### Video Transcript

Which of the following functions is
not its own inverse? Is it A) π of π₯ equals negative
eight minus π₯, B) π of π₯ equals negative eight over π₯, C) π of π₯ equals eight
π₯, D) π of π₯ equals π₯, or E) π of π₯ equals negative four over π₯?

A function π takes an input value
to an output value. The inverse function of π reverses
this process taking an output value back to its input. This question is about functions
which are their own inverse. That is, functions π which the
inverse function, written π superscript negative one which takes the output value
back to the input, is just the same as function π. So we can get rid of this
superscript negative one.

Letβs try the function in option A)
π of π₯ equals negative eight minus π₯. What is the output of this function
when the input is one? Replacing π₯ by one, we get
negative eight minus one, which is negative nine. So the function π takes the input
one to negative nine. Does the function π take the
output negative nine back to the input one? π needs to do this if it is its
own inverse. Letβs try it out. π of negative nine is equal to
negative eight minus negative nine, which is one. So π does take the output negative
nine back to one. But itβs not enough for π to take
one output back to its input; it has to do this for all pairs of inputs and
outputs.

For a general input π₯, the output
is negative eight minus π₯. Just like with the numerical case,
we feed this output back into π and see if we get our input back. π of the output negative eight
minus π₯ is negative eight minus negative eight minus π₯. Here, weβve just replaced the π₯ in
the definition of π of π₯ with negative eight minus π₯. Expanding the bracket, we get
negative eight plus eight plus π₯, which is π₯. So we do get our input back. For any input π₯, the output is
negative eight minus π₯ and feeding that output back into π gives us our input
back. So π is its own inverse. This is therefore not the function
weβre looking for; weβre looking for the function which is not its own inverse.

We move on to try option B) π of
π₯ equals negative eight over π₯. For an input of π₯, we get an
output of negative eight over π₯. Feeding this output back into the
function, we get π of negative eight over π₯. And replacing π₯ by negative eight
over π₯ in the definition of π of π₯, we get π of negative eight over π₯ equals
negative eight over negative eight over π₯. Multiplying both numerator and
denominator by π₯, we get negative eight π₯ over negative eight, which simplifies to
just π₯. π takes an input of π₯ to an
output of negative eight over π₯. π also takes the output value
negative eight over π₯ back to the input value π₯. So just like in option A, we can
see that the function π of π₯ in option B is its own inverse.

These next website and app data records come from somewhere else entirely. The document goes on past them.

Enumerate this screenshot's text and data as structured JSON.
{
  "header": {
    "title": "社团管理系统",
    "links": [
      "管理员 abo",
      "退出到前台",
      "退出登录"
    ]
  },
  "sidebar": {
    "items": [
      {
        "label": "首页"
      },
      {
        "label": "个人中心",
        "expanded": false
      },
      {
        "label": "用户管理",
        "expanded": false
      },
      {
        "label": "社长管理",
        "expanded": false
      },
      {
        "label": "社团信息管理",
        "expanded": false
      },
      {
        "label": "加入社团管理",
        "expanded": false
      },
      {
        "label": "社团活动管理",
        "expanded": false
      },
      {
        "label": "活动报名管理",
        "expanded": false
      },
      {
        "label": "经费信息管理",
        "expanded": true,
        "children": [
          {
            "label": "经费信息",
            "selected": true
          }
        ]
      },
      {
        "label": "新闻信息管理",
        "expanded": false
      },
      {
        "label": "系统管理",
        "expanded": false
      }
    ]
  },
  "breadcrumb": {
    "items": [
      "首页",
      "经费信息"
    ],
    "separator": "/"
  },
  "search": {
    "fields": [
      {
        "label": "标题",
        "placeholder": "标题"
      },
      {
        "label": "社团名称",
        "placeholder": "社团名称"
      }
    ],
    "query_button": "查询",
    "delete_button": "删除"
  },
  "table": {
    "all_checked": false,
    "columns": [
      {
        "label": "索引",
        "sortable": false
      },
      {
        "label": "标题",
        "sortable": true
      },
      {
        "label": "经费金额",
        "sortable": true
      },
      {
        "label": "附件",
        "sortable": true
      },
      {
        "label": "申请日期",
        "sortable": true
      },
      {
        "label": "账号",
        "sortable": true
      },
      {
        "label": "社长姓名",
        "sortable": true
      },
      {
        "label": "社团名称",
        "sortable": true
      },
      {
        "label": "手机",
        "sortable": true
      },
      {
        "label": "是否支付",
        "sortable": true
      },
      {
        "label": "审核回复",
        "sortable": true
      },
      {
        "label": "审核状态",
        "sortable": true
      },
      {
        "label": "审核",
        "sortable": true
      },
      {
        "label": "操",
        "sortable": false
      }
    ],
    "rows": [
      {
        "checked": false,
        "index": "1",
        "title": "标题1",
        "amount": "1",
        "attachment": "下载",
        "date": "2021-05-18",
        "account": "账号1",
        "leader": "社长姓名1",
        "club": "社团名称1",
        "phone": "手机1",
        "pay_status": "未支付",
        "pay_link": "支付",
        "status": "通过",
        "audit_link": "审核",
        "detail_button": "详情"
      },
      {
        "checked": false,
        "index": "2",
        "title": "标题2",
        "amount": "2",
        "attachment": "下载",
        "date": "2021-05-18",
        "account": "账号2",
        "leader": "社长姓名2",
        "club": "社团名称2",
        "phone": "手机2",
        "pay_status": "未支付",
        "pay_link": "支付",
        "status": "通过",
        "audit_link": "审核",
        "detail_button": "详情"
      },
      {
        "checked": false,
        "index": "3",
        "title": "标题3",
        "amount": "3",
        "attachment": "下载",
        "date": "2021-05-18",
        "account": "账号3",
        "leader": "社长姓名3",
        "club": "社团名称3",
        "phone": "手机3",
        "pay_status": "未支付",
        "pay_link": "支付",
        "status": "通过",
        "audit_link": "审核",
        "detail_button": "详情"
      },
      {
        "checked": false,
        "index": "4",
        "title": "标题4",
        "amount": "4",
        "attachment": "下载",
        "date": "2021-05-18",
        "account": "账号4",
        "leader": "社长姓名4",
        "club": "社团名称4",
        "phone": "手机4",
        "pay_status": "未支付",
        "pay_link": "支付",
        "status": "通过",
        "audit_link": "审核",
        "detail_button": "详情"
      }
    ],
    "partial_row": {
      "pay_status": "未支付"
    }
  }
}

Just a quick note to say that we
didnβt have to worry about π₯ over π₯ being zero over zero because π₯ equals zero is
not in the domain of our function.

We move on to option C) π of π₯
equals eight π₯. So an input of π₯ is taken to an
output of eight π₯. Where does π take this output,
eight π₯? It takes it to eight times eight
π₯, which is 64π₯. This is not the input value π₯ that
we started with. For a concrete example, letβs take
π₯ equals one. Giving an input of one to the
function π produces an output of eight, and the inverse function therefore would
take an input eight and return at the output one. The inverse function will take the
output eight back to the input one. But we can see that π of eight is
eight times eight, which is 64. π inverse is therefore not the
same function as π. For this function, π is not its
own inverse. This is therefore the answer to our
question. The function π of π₯ equals eight
π₯ is not its own inverse.

With a bit of work, you can see
that for option C, π inverse of π₯ is equal to π₯ over eight. We should just quickly check that
the functions in options D and E are their own inverse. An input of π₯ gives an output of
π₯. And when feeding that output π₯
into the function π, we get that input back. So the function in option D is its
own inverse. And the process for showing that
the function in option E is its own inverse is exactly the same as it was for option
B, except with four instead of eight.

We therefore conclude that of our
five options, the only function which is not its own inverse is the function in
option C) π of π₯ equals eight π₯.